Firsthand: After steps to cool property market, could S'pore still use rent regulation?

Resale and rental prices do move together, but the market usually takes a while.

Mothership | May 01, 2023, 04:26 PM

Firsthand Takes On: Housing is a new series by Mothership, diving into the topic of housing in Singapore with in-depth articles and videos.

We’ll explore the uniquely Singaporean housing system by experiencing it for ourselves, gathering expert opinions, and hearing the perspectives of young Singaporeans, to present the points of view that matter, firsthand.

The Singapore government has acted decisively to cool the property market, with new tax rates from Apr. 27, 2023.

This move favours those buying for owner-occupation, and serves as a disincentive to those seeking to purchase property for investment purposes. 

Speaking to the media at HDB Hub on Apr. 27 morning about raising the ABSD rates, Lee also touched on the rental market.

He said that MND expects to see rental prices moderate later this year, citing a report by the Monetary Authority of Singapore (MAS) on Apr. 26. 

Can Singapore still explore rent regulation? Mothership produced a video on Apr. 23 to explore this question. 

Singaporeans awoke on Apr. 27 to news of unprecedented property market cooling measures — Additional Buyers Stamp Duty (ABSD) increases of up to 30 per cent for certain categories of buyers, announced late in the evening on Apr. 26.

For Singaporeans and Permanent Residents (PRs) buying their first home, there were no changes — they would continue to pay 0 per cent and 5 per cent respectively.

But foreigners buying any residential property have to pay 60 per cent ABSD instead of the previous 30 per cent. ABSD has always been higher for foreigners, but a doubling of the tax rate for that category has never been done before.

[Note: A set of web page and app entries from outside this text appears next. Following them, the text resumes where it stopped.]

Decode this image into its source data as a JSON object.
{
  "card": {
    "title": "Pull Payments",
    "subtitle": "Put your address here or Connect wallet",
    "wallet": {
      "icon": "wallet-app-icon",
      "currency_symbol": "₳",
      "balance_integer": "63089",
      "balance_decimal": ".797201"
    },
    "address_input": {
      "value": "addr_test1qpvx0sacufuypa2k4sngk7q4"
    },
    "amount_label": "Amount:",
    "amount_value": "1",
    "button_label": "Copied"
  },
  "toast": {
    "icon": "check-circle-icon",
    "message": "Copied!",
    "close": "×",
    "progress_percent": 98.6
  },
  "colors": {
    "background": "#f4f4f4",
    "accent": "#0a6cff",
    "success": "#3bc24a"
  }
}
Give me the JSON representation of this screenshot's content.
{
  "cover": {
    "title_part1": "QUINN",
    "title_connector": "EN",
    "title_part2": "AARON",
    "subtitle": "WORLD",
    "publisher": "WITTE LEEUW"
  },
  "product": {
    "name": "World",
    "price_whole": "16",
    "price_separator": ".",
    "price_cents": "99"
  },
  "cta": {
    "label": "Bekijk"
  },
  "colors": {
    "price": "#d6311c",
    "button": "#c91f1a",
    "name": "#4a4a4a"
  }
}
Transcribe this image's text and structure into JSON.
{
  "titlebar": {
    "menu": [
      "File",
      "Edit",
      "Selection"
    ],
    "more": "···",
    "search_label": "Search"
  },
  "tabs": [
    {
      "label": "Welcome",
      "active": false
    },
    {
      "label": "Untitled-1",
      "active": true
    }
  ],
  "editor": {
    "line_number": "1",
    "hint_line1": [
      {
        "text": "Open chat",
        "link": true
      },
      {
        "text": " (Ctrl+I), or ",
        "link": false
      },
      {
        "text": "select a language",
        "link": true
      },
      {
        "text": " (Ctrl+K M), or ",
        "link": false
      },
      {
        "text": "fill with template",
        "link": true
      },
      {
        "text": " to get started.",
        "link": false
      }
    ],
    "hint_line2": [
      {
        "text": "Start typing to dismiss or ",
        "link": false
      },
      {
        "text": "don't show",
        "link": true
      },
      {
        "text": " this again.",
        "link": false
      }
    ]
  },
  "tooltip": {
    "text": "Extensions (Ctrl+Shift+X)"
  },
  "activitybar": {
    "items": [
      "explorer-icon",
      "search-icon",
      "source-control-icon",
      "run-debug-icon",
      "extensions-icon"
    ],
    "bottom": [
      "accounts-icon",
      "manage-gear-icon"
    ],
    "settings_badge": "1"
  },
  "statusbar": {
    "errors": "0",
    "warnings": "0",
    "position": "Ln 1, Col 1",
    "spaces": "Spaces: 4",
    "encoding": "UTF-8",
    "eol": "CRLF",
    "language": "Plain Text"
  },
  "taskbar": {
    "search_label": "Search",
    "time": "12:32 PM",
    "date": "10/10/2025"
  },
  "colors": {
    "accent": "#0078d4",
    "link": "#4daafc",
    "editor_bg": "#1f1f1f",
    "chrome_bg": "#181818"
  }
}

Increases in ABSD over the years for foreigners and entities. Graph by Nigel Chua.

Raising ABSD has been the latest step in a slew of property market moves by the authorities in Singapore.

Winners and losers

Obviously, foreigners who were just about to decide to purchase a home would be most affected — a S$2 million property now incurs S$600,000 ABSD, up from $300,000 before Apr. 27.

As of 2022, foreign home buyers still constituted a "small proportion" — around 3 per cent of all private housing transactions, a drop from the pre-pandemic level of 5 per cent from 2017 to 2019.

But based on Urban Redevelopment Authority (URA) data from the first quarter of 2023, the proportion of foreigners buying residential property is now 6.9 per cent, The Straits Times (ST) reported, so this most-affected group has actually been a growing one — at least in the past few months.

The new ABSD rates also aim to dampen local demand, albeit with a smaller increase, as local buyers are more price sensitive than their foreign counterparts, national development minister Desmond Lee explained.

So... problem solved?

As with almost everything that happened in the past three years or so, a full explanation is not possible without reference to Covid-19.

Looking at Singapore's housing market, the pandemic has been blamed for increased prices in both the resale and rental market.

With thousands of new homes getting delayed, affected homeowners have needed alternative options, driving up demand and thus prices.

This comes after Lee told ST there were "early signs" the housing market was cooling, referring to both the resale and rental markets.

Speaking to the media at HDB Hub on Apr. 27 morning about raising the ABSD rates, Lee also touched on the rental market.

Lee said that MND expects to see rental prices moderate later this year, citing a report by the Monetary Authority of Singapore (MAS) on Apr. 26. 

Lee noted that some 40,000 housing completions this year, about half HDB and the other half will be private residential, will add supply to the rental market.

Lee also said that locals who have been waiting for the homes but who are currently renting will be able to move to their homes and then exit from the rental market.

Positive relationship between housing prices and rent

In theory, there is a positive relationship between housing prices and rent — when one comes down, the other should too.

The housing prices and rental rates do have a positive relationship, explained Lee Kwan Ok, an assistant professor who is the Dean's Chair of Urban Planning at the National University of Singapore (NUS) Business School and deputy head in the NUS Department of Real Estate.

The two are so closely linked that there is a possibility of both increasing in a vicious cycle.

As Lee explained in a Mothership video:

"On the one hand the people see the rising rent and they want to buy housing because they can also make a lot of profits out of renting their units.

But also, you can always choose in the housing market — you can either rent or buy. If rents are too expensive, people think, 'Okay you know maybe I should buy housing,' which would actually eventually increase housing prices as well.

So because housing prices is also high now, the home buyers would ask for higher rent to compensate for their housing purchase cost."

"Once we start this cycle, it's very hard to break," she said.

ABSD should have some impact on prices, and more housing supply on the way will further alleviate price pressures.

Thus, those currently in the property market, whether to buy or rent, should hang tight — and things should get better, sooner or later.

Could there still be a place for rent regulation to safeguard tenants from a similar situation in future, though?

Watch the full video here:

Top image by Danist Soh via Unsplash